[Opening Input data section]
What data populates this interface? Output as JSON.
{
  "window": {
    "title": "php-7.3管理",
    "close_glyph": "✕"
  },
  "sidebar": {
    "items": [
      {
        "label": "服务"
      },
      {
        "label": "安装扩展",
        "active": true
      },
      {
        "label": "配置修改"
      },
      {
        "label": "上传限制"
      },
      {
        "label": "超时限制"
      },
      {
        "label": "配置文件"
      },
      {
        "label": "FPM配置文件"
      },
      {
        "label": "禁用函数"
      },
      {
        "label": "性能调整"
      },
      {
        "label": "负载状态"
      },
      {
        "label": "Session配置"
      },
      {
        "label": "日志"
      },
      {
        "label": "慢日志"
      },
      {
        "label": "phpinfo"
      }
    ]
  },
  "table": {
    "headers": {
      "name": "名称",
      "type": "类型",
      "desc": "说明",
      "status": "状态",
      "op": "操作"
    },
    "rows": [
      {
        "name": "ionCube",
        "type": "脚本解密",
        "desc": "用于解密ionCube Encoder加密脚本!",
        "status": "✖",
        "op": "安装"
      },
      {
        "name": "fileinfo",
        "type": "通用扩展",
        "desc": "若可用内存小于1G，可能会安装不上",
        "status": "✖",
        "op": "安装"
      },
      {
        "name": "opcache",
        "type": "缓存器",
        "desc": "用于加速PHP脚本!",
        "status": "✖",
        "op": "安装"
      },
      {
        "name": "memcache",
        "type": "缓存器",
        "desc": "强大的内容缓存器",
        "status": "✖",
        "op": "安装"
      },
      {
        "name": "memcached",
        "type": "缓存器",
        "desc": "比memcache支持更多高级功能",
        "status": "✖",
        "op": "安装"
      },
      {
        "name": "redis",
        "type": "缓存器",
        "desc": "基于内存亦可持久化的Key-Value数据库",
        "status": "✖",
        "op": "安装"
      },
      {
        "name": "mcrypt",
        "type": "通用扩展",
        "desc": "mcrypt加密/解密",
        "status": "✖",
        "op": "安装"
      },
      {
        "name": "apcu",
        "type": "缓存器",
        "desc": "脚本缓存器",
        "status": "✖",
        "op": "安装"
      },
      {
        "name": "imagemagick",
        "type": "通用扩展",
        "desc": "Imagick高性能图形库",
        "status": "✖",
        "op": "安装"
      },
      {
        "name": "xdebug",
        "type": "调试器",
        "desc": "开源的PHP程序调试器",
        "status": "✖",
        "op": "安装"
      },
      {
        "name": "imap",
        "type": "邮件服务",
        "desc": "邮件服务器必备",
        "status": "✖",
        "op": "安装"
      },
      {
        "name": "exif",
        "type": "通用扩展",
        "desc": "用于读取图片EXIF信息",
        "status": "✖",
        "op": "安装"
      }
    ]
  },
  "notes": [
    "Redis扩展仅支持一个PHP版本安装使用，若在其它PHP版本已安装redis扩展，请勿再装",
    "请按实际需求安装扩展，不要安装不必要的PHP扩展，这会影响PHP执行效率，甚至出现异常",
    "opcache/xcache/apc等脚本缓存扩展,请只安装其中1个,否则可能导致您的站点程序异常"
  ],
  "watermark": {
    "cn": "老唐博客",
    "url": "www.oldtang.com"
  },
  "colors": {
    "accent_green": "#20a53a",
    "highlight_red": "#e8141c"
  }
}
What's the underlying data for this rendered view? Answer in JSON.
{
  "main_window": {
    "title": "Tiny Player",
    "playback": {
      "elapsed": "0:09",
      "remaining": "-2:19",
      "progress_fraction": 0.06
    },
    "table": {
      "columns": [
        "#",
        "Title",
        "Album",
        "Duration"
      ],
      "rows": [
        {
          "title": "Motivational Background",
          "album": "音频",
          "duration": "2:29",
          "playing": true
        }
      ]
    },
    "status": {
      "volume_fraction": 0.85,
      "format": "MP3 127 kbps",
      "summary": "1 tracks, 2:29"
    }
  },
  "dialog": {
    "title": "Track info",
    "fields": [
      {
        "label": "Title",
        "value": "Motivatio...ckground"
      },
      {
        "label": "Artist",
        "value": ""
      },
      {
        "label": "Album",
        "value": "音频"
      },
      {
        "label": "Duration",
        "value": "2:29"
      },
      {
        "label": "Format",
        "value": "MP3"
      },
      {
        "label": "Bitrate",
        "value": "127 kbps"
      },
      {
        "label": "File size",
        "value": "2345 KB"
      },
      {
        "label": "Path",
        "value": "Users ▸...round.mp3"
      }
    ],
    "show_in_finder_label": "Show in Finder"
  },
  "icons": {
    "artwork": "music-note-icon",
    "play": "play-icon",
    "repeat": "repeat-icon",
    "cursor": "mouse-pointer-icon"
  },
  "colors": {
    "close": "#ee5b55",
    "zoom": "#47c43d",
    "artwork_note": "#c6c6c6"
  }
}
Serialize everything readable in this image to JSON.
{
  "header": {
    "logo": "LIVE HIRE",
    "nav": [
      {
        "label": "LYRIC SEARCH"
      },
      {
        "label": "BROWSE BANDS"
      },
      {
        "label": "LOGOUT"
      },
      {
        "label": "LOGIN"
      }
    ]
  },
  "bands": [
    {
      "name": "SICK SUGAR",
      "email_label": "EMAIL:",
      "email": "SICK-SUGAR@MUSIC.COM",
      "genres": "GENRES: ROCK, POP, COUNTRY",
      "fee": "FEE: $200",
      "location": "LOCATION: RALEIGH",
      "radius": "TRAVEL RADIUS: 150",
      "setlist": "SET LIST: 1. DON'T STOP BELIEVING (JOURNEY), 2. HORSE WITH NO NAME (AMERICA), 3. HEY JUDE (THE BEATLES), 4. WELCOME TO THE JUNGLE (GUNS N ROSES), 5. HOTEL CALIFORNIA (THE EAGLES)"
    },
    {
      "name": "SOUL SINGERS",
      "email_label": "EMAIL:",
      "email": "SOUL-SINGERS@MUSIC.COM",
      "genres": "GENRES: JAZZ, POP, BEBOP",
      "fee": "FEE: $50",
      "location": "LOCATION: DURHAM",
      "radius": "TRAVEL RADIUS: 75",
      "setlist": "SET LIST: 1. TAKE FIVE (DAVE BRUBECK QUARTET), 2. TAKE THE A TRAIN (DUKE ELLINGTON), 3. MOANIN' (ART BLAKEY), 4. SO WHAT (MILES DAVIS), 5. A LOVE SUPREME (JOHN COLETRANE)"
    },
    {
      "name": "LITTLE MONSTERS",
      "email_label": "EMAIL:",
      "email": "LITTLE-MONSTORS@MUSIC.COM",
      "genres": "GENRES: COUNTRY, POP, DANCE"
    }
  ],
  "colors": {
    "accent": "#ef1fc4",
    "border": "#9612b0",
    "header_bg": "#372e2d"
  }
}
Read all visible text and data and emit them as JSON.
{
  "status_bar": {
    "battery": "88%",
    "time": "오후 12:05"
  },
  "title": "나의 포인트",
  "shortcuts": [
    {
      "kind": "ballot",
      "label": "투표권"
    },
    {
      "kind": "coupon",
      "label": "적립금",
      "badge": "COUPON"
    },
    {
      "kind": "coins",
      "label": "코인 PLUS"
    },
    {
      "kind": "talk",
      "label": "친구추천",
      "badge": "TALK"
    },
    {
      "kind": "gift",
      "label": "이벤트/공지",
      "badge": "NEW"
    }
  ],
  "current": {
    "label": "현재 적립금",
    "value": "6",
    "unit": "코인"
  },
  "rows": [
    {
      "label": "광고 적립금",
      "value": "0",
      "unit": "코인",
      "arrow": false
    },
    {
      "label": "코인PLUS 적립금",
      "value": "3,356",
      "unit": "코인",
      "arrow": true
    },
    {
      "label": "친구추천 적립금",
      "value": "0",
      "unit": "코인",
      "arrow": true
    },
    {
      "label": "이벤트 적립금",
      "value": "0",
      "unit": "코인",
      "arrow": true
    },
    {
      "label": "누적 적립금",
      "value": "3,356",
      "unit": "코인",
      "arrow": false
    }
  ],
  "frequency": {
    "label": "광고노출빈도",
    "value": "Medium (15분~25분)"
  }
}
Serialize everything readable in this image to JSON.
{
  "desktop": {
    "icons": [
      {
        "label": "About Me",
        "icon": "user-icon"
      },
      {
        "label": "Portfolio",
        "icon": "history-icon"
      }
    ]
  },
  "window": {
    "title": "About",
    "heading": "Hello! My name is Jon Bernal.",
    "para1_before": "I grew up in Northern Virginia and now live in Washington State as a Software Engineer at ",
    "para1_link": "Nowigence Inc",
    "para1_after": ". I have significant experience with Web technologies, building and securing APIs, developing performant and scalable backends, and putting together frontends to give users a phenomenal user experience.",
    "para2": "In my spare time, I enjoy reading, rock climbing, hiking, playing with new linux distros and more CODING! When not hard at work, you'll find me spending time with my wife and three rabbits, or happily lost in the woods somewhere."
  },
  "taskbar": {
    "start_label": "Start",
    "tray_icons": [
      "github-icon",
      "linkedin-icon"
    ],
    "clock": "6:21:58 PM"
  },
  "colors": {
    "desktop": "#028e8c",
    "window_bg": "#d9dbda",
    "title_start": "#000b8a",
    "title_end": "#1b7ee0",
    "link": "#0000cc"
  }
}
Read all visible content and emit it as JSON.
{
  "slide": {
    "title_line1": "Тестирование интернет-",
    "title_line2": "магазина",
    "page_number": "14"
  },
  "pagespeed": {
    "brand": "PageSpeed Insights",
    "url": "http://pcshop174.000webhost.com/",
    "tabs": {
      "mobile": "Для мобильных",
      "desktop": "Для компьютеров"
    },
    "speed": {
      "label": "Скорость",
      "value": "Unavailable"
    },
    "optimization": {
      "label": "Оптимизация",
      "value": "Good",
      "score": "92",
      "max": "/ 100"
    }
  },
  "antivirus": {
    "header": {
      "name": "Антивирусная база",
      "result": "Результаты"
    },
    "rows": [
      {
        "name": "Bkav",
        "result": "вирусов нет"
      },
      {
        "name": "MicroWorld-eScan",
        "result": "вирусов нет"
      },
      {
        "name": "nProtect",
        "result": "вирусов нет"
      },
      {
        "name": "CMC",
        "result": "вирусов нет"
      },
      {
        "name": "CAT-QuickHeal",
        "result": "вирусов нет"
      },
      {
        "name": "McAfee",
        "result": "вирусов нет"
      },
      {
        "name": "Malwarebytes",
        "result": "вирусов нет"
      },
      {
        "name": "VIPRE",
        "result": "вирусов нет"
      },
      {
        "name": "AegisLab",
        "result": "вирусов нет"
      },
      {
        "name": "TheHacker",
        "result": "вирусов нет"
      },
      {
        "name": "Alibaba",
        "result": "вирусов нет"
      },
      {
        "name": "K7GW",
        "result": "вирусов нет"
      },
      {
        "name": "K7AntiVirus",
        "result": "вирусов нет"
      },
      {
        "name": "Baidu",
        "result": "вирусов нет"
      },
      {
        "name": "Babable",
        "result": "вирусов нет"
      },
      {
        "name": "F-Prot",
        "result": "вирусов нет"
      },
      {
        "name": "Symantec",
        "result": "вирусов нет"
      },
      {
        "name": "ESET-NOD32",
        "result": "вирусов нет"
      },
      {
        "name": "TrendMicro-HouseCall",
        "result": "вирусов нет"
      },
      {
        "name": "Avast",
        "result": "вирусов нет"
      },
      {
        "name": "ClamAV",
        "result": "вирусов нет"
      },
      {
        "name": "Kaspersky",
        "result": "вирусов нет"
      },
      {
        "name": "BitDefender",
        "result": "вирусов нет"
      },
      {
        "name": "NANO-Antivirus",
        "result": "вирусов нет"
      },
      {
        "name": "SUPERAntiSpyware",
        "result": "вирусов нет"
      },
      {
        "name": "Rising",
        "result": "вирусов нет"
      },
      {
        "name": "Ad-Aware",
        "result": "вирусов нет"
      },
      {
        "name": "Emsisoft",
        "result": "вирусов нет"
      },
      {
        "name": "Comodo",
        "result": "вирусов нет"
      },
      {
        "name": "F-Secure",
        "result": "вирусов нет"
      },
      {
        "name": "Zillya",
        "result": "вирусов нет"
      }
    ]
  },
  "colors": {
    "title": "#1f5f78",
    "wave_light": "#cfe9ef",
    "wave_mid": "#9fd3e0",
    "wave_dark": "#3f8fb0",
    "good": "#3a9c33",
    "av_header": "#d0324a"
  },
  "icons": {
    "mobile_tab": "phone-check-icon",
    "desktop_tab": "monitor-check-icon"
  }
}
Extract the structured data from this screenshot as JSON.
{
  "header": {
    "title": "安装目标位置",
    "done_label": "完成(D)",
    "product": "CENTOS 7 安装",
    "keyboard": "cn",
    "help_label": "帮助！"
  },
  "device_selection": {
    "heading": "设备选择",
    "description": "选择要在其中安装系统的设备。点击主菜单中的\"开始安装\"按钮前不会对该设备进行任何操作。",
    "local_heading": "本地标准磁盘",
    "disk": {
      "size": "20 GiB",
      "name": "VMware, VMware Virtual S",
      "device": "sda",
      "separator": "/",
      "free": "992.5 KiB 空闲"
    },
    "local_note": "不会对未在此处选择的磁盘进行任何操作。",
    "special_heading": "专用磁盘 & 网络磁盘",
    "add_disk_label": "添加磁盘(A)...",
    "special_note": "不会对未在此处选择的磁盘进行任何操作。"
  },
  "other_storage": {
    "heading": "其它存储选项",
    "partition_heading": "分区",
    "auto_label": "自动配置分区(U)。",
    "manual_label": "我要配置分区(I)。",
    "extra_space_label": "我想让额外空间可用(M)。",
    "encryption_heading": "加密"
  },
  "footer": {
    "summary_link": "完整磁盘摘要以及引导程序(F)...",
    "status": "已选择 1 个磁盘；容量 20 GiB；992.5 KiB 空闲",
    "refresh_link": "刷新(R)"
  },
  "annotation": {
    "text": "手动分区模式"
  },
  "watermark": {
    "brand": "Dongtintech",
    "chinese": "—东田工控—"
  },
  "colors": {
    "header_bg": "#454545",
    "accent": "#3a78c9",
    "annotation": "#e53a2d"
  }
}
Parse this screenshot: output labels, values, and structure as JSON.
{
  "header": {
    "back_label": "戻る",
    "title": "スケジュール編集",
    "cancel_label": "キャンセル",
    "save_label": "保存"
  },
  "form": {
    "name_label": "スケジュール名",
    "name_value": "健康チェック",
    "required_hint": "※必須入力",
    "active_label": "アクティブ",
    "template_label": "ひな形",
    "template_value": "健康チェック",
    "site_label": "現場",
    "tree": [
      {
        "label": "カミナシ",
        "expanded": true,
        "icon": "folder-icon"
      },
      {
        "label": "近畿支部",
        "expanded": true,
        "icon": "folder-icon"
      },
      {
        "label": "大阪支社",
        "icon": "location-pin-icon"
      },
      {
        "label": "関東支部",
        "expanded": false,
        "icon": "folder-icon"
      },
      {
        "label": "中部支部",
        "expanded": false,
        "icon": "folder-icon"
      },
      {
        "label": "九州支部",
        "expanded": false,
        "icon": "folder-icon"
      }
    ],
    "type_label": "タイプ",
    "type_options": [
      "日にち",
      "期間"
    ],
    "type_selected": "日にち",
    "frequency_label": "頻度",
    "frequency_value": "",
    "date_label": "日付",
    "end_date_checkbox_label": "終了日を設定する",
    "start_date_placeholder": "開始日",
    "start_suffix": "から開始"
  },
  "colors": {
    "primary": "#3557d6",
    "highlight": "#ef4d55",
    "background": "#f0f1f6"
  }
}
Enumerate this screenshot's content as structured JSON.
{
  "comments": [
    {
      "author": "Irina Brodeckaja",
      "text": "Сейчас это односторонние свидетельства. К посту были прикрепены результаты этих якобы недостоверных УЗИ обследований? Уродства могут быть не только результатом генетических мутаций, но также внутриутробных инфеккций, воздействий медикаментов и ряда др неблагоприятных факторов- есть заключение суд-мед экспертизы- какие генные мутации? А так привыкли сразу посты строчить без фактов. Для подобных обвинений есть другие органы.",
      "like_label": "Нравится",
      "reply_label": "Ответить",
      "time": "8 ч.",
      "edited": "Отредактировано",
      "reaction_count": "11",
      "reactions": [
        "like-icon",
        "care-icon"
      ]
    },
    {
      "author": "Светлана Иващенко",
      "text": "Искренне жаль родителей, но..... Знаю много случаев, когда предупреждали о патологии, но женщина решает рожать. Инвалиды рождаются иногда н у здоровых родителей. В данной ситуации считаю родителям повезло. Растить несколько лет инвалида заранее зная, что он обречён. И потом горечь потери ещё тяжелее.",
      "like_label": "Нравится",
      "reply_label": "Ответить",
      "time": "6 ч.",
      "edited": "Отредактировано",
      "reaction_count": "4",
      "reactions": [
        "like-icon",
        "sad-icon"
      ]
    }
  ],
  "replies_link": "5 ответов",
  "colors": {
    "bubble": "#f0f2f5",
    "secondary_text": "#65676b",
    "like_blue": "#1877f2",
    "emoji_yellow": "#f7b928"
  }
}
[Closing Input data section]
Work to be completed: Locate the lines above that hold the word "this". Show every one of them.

Task answer:
What data populates this interface? Output as JSON.
What's the underlying data for this rendered view? Answer in JSON.
Serialize everything readable in this image to JSON.
Serialize everything readable in this image to JSON.
Extract the structured data from this screenshot as JSON.
Parse this screenshot: output labels, values, and structure as JSON.
Enumerate this screenshot's content as structured JSON.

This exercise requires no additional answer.